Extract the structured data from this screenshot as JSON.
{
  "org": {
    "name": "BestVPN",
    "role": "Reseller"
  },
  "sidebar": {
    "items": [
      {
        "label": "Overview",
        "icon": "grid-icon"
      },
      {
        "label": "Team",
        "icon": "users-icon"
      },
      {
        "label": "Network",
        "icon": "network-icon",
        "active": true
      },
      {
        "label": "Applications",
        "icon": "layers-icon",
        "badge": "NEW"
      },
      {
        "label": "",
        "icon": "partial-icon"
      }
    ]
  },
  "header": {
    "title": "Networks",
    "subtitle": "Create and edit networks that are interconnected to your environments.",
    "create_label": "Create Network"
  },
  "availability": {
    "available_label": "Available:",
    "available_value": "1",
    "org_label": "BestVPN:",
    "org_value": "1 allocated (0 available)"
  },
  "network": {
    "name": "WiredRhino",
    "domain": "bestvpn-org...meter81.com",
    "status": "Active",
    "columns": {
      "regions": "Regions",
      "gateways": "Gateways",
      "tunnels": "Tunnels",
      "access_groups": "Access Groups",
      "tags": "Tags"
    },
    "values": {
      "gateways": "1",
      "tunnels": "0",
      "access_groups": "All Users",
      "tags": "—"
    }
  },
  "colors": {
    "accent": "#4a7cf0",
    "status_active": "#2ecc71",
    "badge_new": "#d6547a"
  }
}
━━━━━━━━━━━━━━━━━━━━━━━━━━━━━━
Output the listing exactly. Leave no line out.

▶ [Finished exercise]
Extract the structured data from this screenshot as JSON.
{
  "org": {
    "name": "BestVPN",
    "role": "Reseller"
  },
  "sidebar": {
    "items": [
      {
        "label": "Overview",
        "icon": "grid-icon"
      },
      {
        "label": "Team",
        "icon": "users-icon"
      },
      {
        "label": "Network",
        "icon": "network-icon",
        "active": true
      },
      {
        "label": "Applications",
        "icon": "layers-icon",
        "badge": "NEW"
      },
      {
        "label": "",
        "icon": "partial-icon"
      }
    ]
  },
  "header": {
    "title": "Networks",
    "subtitle": "Create and edit networks that are interconnected to your environments.",
    "create_label": "Create Network"
  },
  "availability": {
    "available_label": "Available:",
    "available_value": "1",
    "org_label": "BestVPN:",
    "org_value": "1 allocated (0 available)"
  },
  "network": {
    "name": "WiredRhino",
    "domain": "bestvpn-org...meter81.com",
    "status": "Active",
    "columns": {
      "regions": "Regions",
      "gateways": "Gateways",
      "tunnels": "Tunnels",
      "access_groups": "Access Groups",
      "tags": "Tags"
    },
    "values": {
      "gateways": "1",
      "tunnels": "0",
      "access_groups": "All Users",
      "tags": "—"
    }
  },
  "colors": {
    "accent": "#4a7cf0",
    "status_active": "#2ecc71",
    "badge_new": "#d6547a"
  }
}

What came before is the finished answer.